7 Essential Tips to help you fall asleep and stay asleep

  1. Take the Brain Health Assessment Quiz to determine if you are deficient in a brain neurotransmitter. If you are deficient in neurotransmitters, your sleep quality will be compromised no matter what you do.
  2. One hour before bed, shut off all social media and put your cell phone in airplane mode while you sleep.
  3. Stretch before bed; this helps to release the day’s physical tension and increase circulation to the brain.
  4. Don’t eat within 4 hours of going to bed.
  5. Stop drinking water an hour before bedtime — this prevents waking up.
  6. Invest in a new mattress every 7 to 10 years; you spend one-third of your life in it.
  7. Wash your pillows every week and change them out every three months.

Sleep is essential to your overall health, don’t underestimate it.


Why do we sleep to integrate our world into our brain?
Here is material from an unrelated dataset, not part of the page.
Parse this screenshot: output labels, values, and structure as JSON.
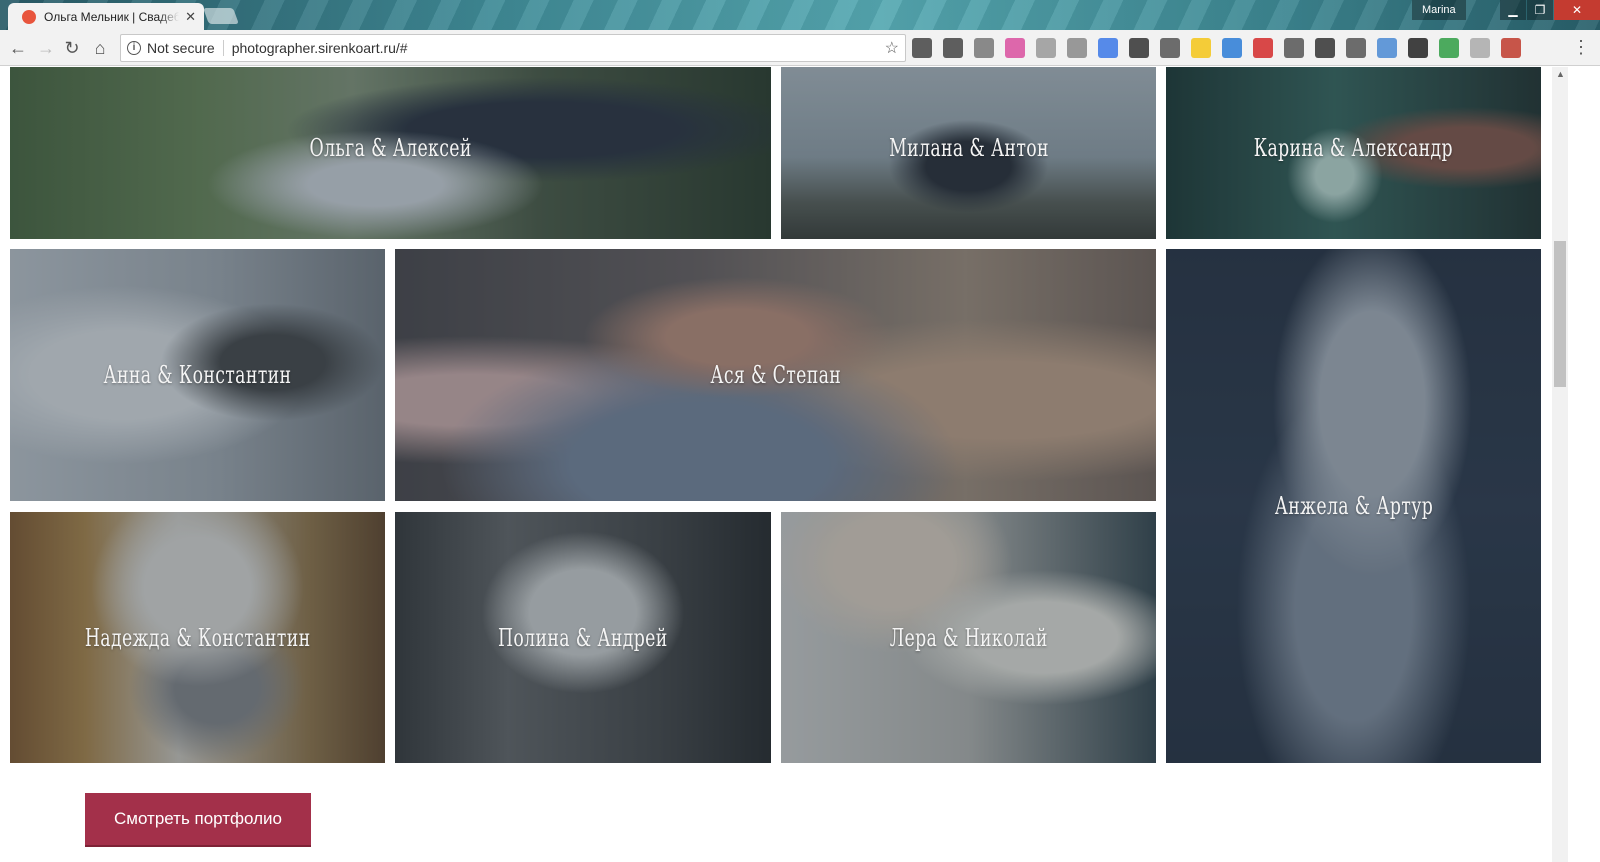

1. Repair and restore — muscles are repaired, protein synthesis, tissue growth, and hormone release

2. Brain function — at rest, our brain allows neuron or nerve cells to reorganize. It is necessary to convert short-term memories into long-term memories. Research suggests that the brain deletes unnecessary information; the hypothesis is that the brain remembers everything and stores it accordingly.

We see an example of this in people with dementia or Alzheimer’s when they remember random events that make no sense to other people. Are these memories the fluff that specialists say the brain deletes?

Quality sleep can change your pain and your brain.

For more information on how you can work with Simone, email [email protected]